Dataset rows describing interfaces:
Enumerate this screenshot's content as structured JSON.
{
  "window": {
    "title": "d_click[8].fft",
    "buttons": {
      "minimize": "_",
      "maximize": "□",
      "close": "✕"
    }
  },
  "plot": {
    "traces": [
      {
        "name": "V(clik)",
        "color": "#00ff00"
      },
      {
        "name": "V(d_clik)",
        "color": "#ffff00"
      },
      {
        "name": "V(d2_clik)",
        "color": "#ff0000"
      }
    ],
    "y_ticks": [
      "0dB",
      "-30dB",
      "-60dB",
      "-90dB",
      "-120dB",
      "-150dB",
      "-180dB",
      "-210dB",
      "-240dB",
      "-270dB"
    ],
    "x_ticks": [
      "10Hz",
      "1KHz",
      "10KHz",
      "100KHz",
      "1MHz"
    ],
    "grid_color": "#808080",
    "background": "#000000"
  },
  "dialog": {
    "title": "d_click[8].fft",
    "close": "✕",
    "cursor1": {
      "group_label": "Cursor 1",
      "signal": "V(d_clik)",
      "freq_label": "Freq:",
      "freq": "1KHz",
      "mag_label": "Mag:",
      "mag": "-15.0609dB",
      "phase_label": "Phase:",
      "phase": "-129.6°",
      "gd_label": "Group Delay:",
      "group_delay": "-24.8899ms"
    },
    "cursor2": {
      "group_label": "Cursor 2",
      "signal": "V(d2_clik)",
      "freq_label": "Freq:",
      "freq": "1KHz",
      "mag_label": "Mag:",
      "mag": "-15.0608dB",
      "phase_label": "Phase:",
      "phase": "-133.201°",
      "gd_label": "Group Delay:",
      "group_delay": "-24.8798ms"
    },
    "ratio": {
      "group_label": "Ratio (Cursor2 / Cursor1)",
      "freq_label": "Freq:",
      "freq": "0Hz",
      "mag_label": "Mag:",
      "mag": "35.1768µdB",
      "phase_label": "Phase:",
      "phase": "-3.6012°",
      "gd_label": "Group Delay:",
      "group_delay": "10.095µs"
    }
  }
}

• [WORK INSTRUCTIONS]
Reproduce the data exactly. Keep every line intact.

• [FINISHED EXERCISE]
Enumerate this screenshot's content as structured JSON.
{
  "window": {
    "title": "d_click[8].fft",
    "buttons": {
      "minimize": "_",
      "maximize": "□",
      "close": "✕"
    }
  },
  "plot": {
    "traces": [
      {
        "name": "V(clik)",
        "color": "#00ff00"
      },
      {
        "name": "V(d_clik)",
        "color": "#ffff00"
      },
      {
        "name": "V(d2_clik)",
        "color": "#ff0000"
      }
    ],
    "y_ticks": [
      "0dB",
      "-30dB",
      "-60dB",
      "-90dB",
      "-120dB",
      "-150dB",
      "-180dB",
      "-210dB",
      "-240dB",
      "-270dB"
    ],
    "x_ticks": [
      "10Hz",
      "1KHz",
      "10KHz",
      "100KHz",
      "1MHz"
    ],
    "grid_color": "#808080",
    "background": "#000000"
  },
  "dialog": {
    "title": "d_click[8].fft",
    "close": "✕",
    "cursor1": {
      "group_label": "Cursor 1",
      "signal": "V(d_clik)",
      "freq_label": "Freq:",
      "freq": "1KHz",
      "mag_label": "Mag:",
      "mag": "-15.0609dB",
      "phase_label": "Phase:",
      "phase": "-129.6°",
      "gd_label": "Group Delay:",
      "group_delay": "-24.8899ms"
    },
    "cursor2": {
      "group_label": "Cursor 2",
      "signal": "V(d2_clik)",
      "freq_label": "Freq:",
      "freq": "1KHz",
      "mag_label": "Mag:",
      "mag": "-15.0608dB",
      "phase_label": "Phase:",
      "phase": "-133.201°",
      "gd_label": "Group Delay:",
      "group_delay": "-24.8798ms"
    },
    "ratio": {
      "group_label": "Ratio (Cursor2 / Cursor1)",
      "freq_label": "Freq:",
      "freq": "0Hz",
      "mag_label": "Mag:",
      "mag": "35.1768µdB",
      "phase_label": "Phase:",
      "phase": "-3.6012°",
      "gd_label": "Group Delay:",
      "group_delay": "10.095µs"
    }
  }
}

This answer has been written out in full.